What happens when our smart devices become aware of our reputations?
Digital reputation scores that are distilled from the data we share will increasingly influence the chances we get in life. What you pay for a loan or insurance, or even your chances of getting that dream job will be influenced by algorithmic judging of the many data-traces you’ve left.
For SETUP I developed a plan for an exhibit that shows the work of three artists and three thinkers that we brought together to explore this near future. The makers works were exhibited at the 2016 Dutch Design Week.
1. Taste your status
This devious coffeemachine by Vincent Hoenderop will give you coffee based on your area code. If you live in a good neighbourhood you get good coffee, but of you live in a poorer, less well educated neighbourhood the machine gives you a more watery cup..
The project soon after won the ECP Icarus award of 2016.
2. Home Control Kit
Jasper van Loenen’s home control kit will help you automate parenting. By connecting to your smart home it registers when your kids play too many computer games or helpfully do the dishes, and increases of decreases their ‘family score’ accordingly. As the parent you can of course decide what factors you consider important: doing chores, social interactions, or even school results.

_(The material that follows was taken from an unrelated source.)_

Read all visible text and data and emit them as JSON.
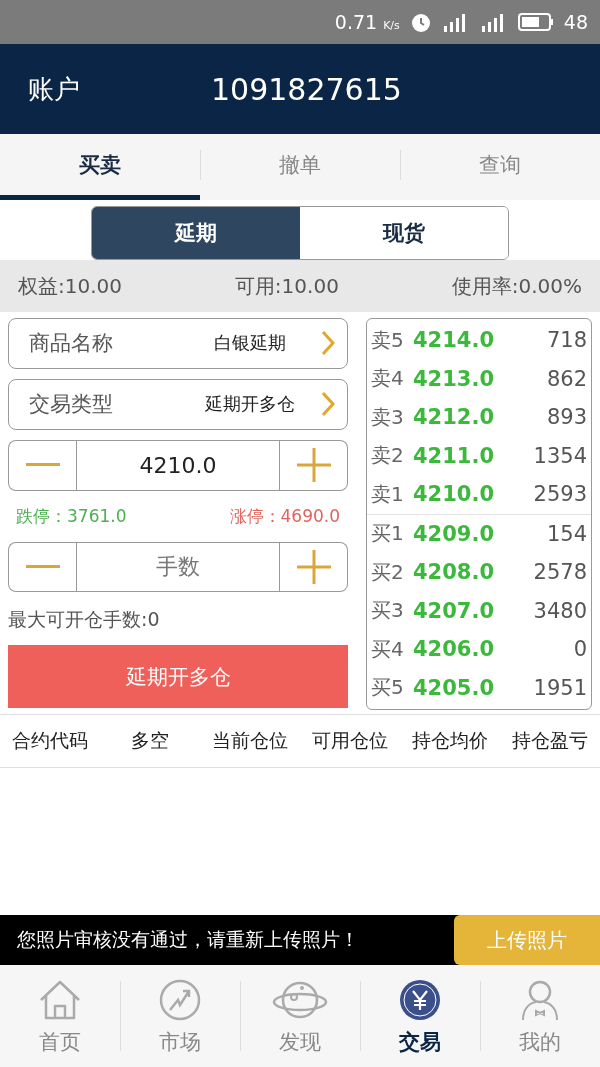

Marcel Schouwenaar and his team at The Incredible Machine created a ‘reverse Siri’: a parody of the smart voice-controlled assistants that are being sold by Google and Amazon. The twist: Iris has a hard time hiding the fact that she’s not really out to help you, but also the companies that she is connected to. For example, if you try to buy a cheap flight she will push you to buy KLM instead of Easyjet.
This tension between citizens and companies mirrors the recent Volkswagen scandal, where the cars were smart enough to lower their diesel output when they were environmentally tested. As Marcello Rinesi puts it:
“The price of the internet of things will be a vague dread of a malicious world”
The project was produced by Johanneke Minnema, the exhibit was designed by Cornelis Serveert. We partnered with the Just Things foundation, who had an exhibit next to ours which was also about ethical design for the Internet of Things.